Provided by Ron Marinucci
With credit and apologies to both William Shakespeare and John Steinbeck, this has been the winter of my discontent. Normally winter is my favorite running season. The cold doesn’t bother me. I merely bundle up with several layers of clothes and out I go. If the temperatures drop below 10 or 15 degrees, I’ll toss on a second pair of gloves or mittens and don a ski mask.
I love the crispness of the winter air. Running in a soft snowfall can’t be beaten. It’s so very beautiful!

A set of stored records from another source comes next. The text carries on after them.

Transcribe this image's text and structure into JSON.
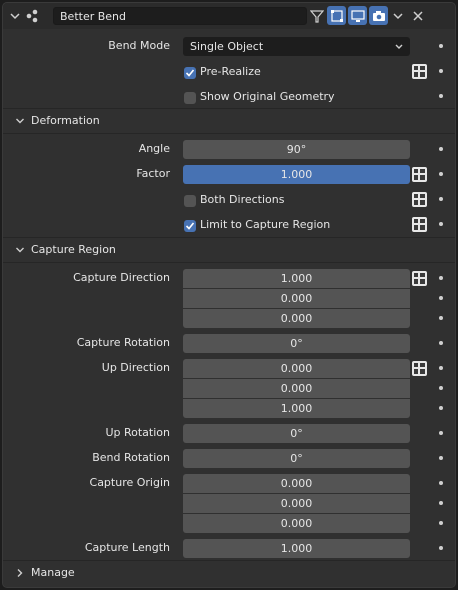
{
  "header": {
    "modifier_name": "Better Bend",
    "icons": [
      "chevron-down-icon",
      "geometry-nodes-icon",
      "node-tree-icon",
      "edit-mode-icon",
      "viewport-display-icon",
      "render-icon",
      "dropdown-icon",
      "close-icon"
    ]
  },
  "main": {
    "bend_mode": {
      "label": "Bend Mode",
      "value": "Single Object"
    },
    "pre_realize": {
      "label": "Pre-Realize",
      "checked": true
    },
    "show_original": {
      "label": "Show Original Geometry",
      "checked": false
    }
  },
  "deformation": {
    "title": "Deformation",
    "angle": {
      "label": "Angle",
      "value": "90°"
    },
    "factor": {
      "label": "Factor",
      "value": "1.000"
    },
    "both_directions": {
      "label": "Both Directions",
      "checked": false
    },
    "limit_capture": {
      "label": "Limit to Capture Region",
      "checked": true
    }
  },
  "capture_region": {
    "title": "Capture Region",
    "capture_direction": {
      "label": "Capture Direction",
      "values": [
        "1.000",
        "0.000",
        "0.000"
      ]
    },
    "capture_rotation": {
      "label": "Capture Rotation",
      "value": "0°"
    },
    "up_direction": {
      "label": "Up Direction",
      "values": [
        "0.000",
        "0.000",
        "1.000"
      ]
    },
    "up_rotation": {
      "label": "Up Rotation",
      "value": "0°"
    },
    "bend_rotation": {
      "label": "Bend Rotation",
      "value": "0°"
    },
    "capture_origin": {
      "label": "Capture Origin",
      "values": [
        "0.000",
        "0.000",
        "0.000"
      ]
    },
    "capture_length": {
      "label": "Capture Length",
      "value": "1.000"
    }
  },
  "manage": {
    "title": "Manage"
  },
  "colors": {
    "accent": "#4772b3",
    "panel": "#303030",
    "field": "#545454",
    "dropdown": "#1d1d1d"
  }
}
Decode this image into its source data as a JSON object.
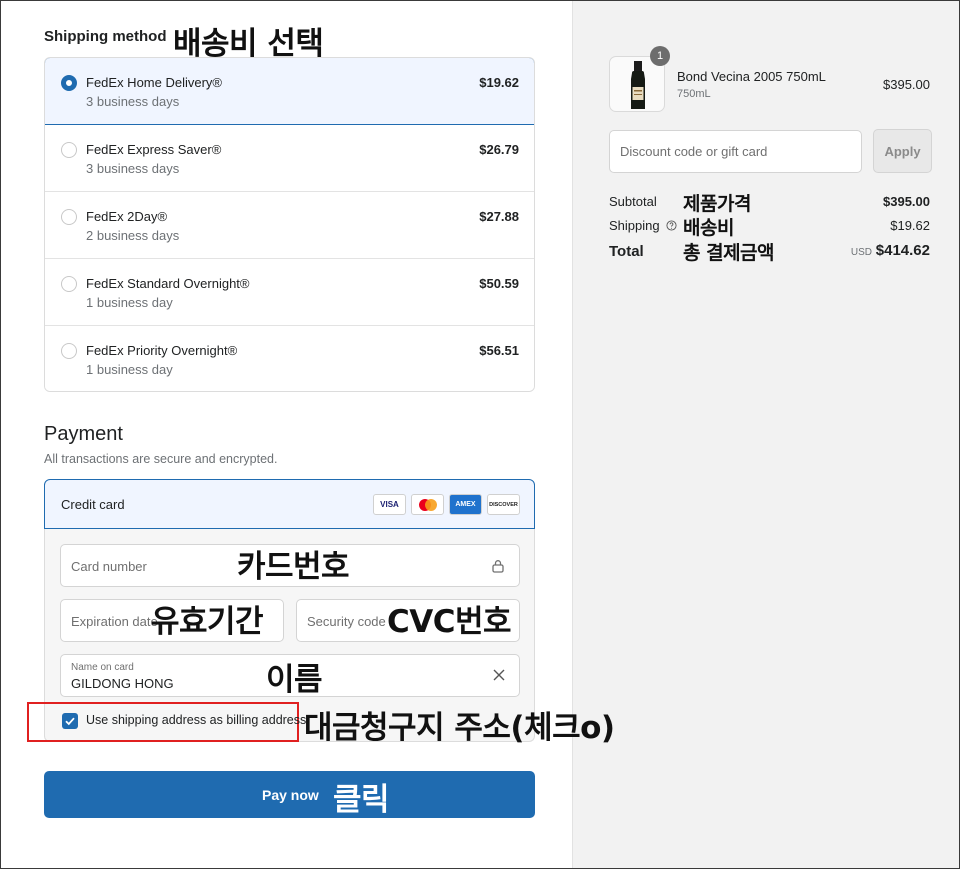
{
  "shipping": {
    "title": "Shipping method",
    "options": [
      {
        "name": "FedEx Home Delivery®",
        "days": "3 business days",
        "price": "$19.62",
        "selected": true
      },
      {
        "name": "FedEx Express Saver®",
        "days": "3 business days",
        "price": "$26.79",
        "selected": false
      },
      {
        "name": "FedEx 2Day®",
        "days": "2 business days",
        "price": "$27.88",
        "selected": false
      },
      {
        "name": "FedEx Standard Overnight®",
        "days": "1 business day",
        "price": "$50.59",
        "selected": false
      },
      {
        "name": "FedEx Priority Overnight®",
        "days": "1 business day",
        "price": "$56.51",
        "selected": false
      }
    ]
  },
  "payment": {
    "title": "Payment",
    "subtitle": "All transactions are secure and encrypted.",
    "method_label": "Credit card",
    "card_brands": [
      "VISA",
      "",
      "AMEX",
      "DISCOVER"
    ],
    "card_number_placeholder": "Card number",
    "expiration_placeholder": "Expiration date",
    "security_code_placeholder": "Security code",
    "name_label": "Name on card",
    "name_value": "GILDONG HONG",
    "billing_checkbox_label": "Use shipping address as billing address",
    "billing_checked": true,
    "pay_button": "Pay now"
  },
  "annotations": {
    "shipping": "배송비 선택",
    "card_number": "카드번호",
    "expiration": "유효기간",
    "cvc": "CVC번호",
    "name": "이름",
    "billing": "대금청구지 주소(체크o)",
    "pay": "클릭",
    "subtotal": "제품가격",
    "shipping_fee": "배송비",
    "total": "총 결제금액"
  },
  "order": {
    "item": {
      "name": "Bond Vecina 2005 750mL",
      "variant": "750mL",
      "price": "$395.00",
      "quantity": "1"
    },
    "discount_placeholder": "Discount code or gift card",
    "apply_label": "Apply",
    "subtotal_label": "Subtotal",
    "subtotal_value": "$395.00",
    "shipping_label": "Shipping",
    "shipping_value": "$19.62",
    "total_label": "Total",
    "currency": "USD",
    "total_value": "$414.62"
  },
  "colors": {
    "accent": "#1f6bb0",
    "highlight_box": "#e02020",
    "panel_bg": "#f2f2f2"
  }
}
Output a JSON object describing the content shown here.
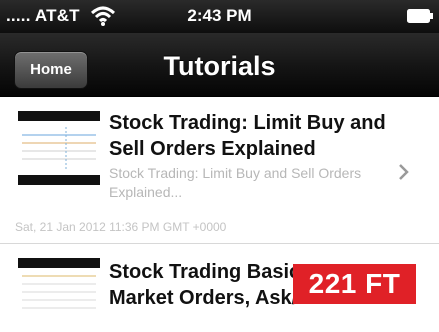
{
  "status_bar": {
    "carrier": "..... AT&T",
    "time": "2:43 PM"
  },
  "nav_bar": {
    "home_button": "Home",
    "title": "Tutorials"
  },
  "items": [
    {
      "title": "Stock Trading: Limit Buy and Sell Orders Explained",
      "subtitle": "Stock Trading: Limit Buy and Sell Orders Explained...",
      "date": "Sat, 21 Jan 2012 11:36 PM GMT +0000"
    },
    {
      "title": "Stock Trading Basic Market Orders, Ask/Bid"
    }
  ],
  "overlay_badge": "221 FT",
  "colors": {
    "badge": "#e02127",
    "bar": "#111111"
  }
}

But back to my “discontent.” This has not been a good winter of or for running for me. I can only speak for me; others may have found the past few months to be much better than usual for the state of Michigan. For instance, I can remember only one run in that softly falling snow and that seemed to be a squall that ended quickly. Yet it’s been more than that.
While most folks celebrated the often warmer than seasonal temperatures, I haven’t been one of them. Where I usually run—the trails, back roads of dirt and gravel, and the shoulders of primary roads—has been conducive to good or easy running. The trails, usually snow-covered, are mostly ice. The back roads and shoulders have been, alternatively, too mushy or full of deep ruts.
During the warmer spells, muddy slop must be negotiated on the roads and shoulders. Tracks from cars and trucks, when the temperatures dip, become hardened, frozen ruts. I’ve taken to more walking if only to prevent ankle twists and sprains, well, more ankle twists and sprains. It seems I finally get over one of them and quickly pick up another.
Although they appear to be fully recovered or close to it, my running buddies, Michael Holmes and Carrie Farnum, have suffered through some health problems. But the illnesses, some sneaky viruses, have lingered.
And usually, by January or February, I have received my list of potential races to cover for Michigan Runner. Not this winter. With MR no longer publishing a hard copy issue, there’s been no calendar of races from which to choose, either to race or to cover. I suppose, after almost 40 years of covering races for the magazine, it’s not unusual to miss the calendar and scheduling my running year around it.
My grousing complete, it was wonderful to get in a week—a full week!—of outdoor bike-riding in the middle of February. I don’t remember doing that before, ever. It was great, even feeling the aches in muscles I haven’t used since November. In a similar vein, my Michael was able to get outdoors for a couple of days to take BP, batting practice.
Yet another plus from this winter has been walking. I’ve really come to enjoy it. I don’t walk very fast, certainly not as fast as Karen or Carrie, but I plod along. Previously, I had used some, but not much, walking as cross-training, usually on easy days. It allowed me to get outside and burn a few extra calories without the pounding. Now, in addition, I take some walking breaks in my running. Oh, they aren’t long breaks, either in distance or time. And I don’t walk on every run. Some days I now forgo my run and just walk. I like it. The only drawback to walking is time; it takes so long. But then again, as slow as my running has become, maybe walking doesn’t take that much longer.
I am looking forward to spring-time running and only not only because of the better and, I hope, more consistent footing and conditions. I’ve had several e-mails announcing The Stroh’s Legend Run in May. Yes, that Stroh’s. To be held in Detroit, near the old Tiger Stadium, the event includes samples and free tours of the brewery after the 5K race. I am interested and so are two of my running buddies, Bob Drapal and Carrie. You can find more information at www.runmichigan.com; search under “Calendar.”
“I think had I leaned a little, I would have won.” So said 92-year old Dixon Hemphill of his “upset” loss to 99-year old Orville Rogers in the 60-yard dash at the USATF Masters Indoor Track and Field Championships in February. According to the Runner’s World Online article, complete with a video, Rogers, trailing most of the sprint, nosed out Hemphill at the finish, winning by .05 seconds. Their times were 18:00 and 18:05, respectively. While the times seem quite slow, watching the video led me to question whether I could run that fast. I have my doubts.
The two have developed a healthy competition over the past years. Hemphill did best Rogers in several other longer distances.
The ages of both Hemphill and Rogers led me to remember a column by Joe Henderson, many years ago. One of my favorite running writers, Henderson suggested that “endurance running” might also mean more than long distance running. It can also reflect sticking with running throughout our lifetimes. More and more, as I approach my eight decade and 50 years of running, I have come to embrace that additional definition. And Hemphill and Rogers surely exemplify Henderson’s thoughts.
Leave a Comment